1. Using the dimensions shown, cut 1x4 lumber to make 24 horizontal slats, 8 vertical legs for the corners, 8 slats for the lid, and 8 battens for the lid and slide-in panels. Cut a plank to the height of the bin and rip it in half to make rails for the slide-in tracks.
2. For the back of the bin, lay two legs on the flat and attach six slats across them with 35mm wood screws, placing the ends of the slats 20mm from the outside edges of the legs. Be sure to leave a 20mm gap between each slat as well. (Use a plank turned on its edge as a spacer.) Make the sides the same way.
3. For the lower panel, secure three slats spaced 20mm apart to two battens spaced 50mm from the ends of the slats. Make the upper panel in the same manner, but be sure its battens extend 20mm past the bottom slat to create the gap between the slats.
4. Use wood glue and screw the sides of the bin to the inside edges of the back legs so that the legs form the back corners. To create the slide-in tracks for the front panels, attach the rails to the slats on the inside front edges of the side panels, flush with the ends of the slats. Glue and screw the remaining legs to the front edges of both sides to form the front corners. Slide the front panels into the tracks.
Attach battens to four boards so that they’re flush with one edge and 65mm short on the other. Repeat for the second half of the lid. Flip the pieces over and top your bin; it will have a 20-25mm overhang all around.
Now you have your very own compost bin. Here are some materials that you can add to your bin for creating a healthy compost mix for a garden:
- Start off with a layer of soil and a handful of garden earthworms (or bought worms) to begin the process. Cover this with slightly damp newspaper and cardboard boxes (broken up), old tea bags and coffee grounds or other moist materials to start the breakdown process.
- Continue to add dry and moist layers of food scraps, damp newspaper, egg cartons, straw, garden leaves, etc, in layers.
- Every few weeks give the pile a quick turn with a garden fork to aerate the pile. Oxygen is required for the process to work, and turning adds oxygen. You can skip this step if you have a ready supply of coarse material, like straw.
- If the compost bin starts to smell, you can add a layer of soil to the top to help to mask any odours, and micro-organisms in the soil will accelerate the composting process.
What NOT to put in a compost bin:
Do not compost meat, bones or fish scraps (they will attract pests), weeds or diseased plants.
Inorganic material such as metals and plastics or other types of synthetics that do not decompose should not be put into the compost bin.
Sawdust may be added to the compost, but should be mixed or scattered thinly to avoid clumping. Be sure sawdust is clean, with no machine oil or chain oil residues from cutting equipment.
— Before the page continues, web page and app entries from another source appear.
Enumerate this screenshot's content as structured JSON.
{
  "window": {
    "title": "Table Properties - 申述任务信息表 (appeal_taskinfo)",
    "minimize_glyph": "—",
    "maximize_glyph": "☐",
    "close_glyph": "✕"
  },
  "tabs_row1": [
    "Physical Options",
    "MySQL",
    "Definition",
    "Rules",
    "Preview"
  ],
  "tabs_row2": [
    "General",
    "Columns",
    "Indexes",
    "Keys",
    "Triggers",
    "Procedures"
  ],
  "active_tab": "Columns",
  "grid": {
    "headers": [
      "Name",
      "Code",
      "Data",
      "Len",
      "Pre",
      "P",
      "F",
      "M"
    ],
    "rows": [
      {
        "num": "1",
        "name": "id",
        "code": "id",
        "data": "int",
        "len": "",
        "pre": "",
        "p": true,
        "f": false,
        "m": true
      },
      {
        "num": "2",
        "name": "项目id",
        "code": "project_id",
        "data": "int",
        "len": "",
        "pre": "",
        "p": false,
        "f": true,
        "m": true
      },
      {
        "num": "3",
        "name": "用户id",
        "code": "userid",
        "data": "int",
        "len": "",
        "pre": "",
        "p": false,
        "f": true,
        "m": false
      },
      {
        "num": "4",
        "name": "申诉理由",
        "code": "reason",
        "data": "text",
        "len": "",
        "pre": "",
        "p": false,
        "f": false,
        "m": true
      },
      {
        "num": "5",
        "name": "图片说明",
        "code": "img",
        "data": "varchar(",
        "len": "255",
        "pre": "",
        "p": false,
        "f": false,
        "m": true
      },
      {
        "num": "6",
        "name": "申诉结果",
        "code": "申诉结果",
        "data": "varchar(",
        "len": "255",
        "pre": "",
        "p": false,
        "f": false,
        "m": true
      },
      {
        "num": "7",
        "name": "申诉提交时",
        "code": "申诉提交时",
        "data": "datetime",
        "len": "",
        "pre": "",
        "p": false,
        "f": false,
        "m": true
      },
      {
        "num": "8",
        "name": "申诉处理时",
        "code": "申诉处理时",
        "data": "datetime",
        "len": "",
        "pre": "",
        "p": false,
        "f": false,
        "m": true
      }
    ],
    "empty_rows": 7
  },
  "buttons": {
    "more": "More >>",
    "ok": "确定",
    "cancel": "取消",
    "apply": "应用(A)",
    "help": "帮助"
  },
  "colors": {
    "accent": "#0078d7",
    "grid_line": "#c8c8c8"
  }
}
With garden wastes, different composting materials will decompose at different rates but they will all break down eventually. If you want to speed up the composting process, chop the larger material into smaller pieces. Leaves and grass clippings (not kikuyu) are also excellent for compost, but should be sprinkled into the bin with other materials, or put on in thin layers. Otherwise they will mat together and take longer to compost.
this old house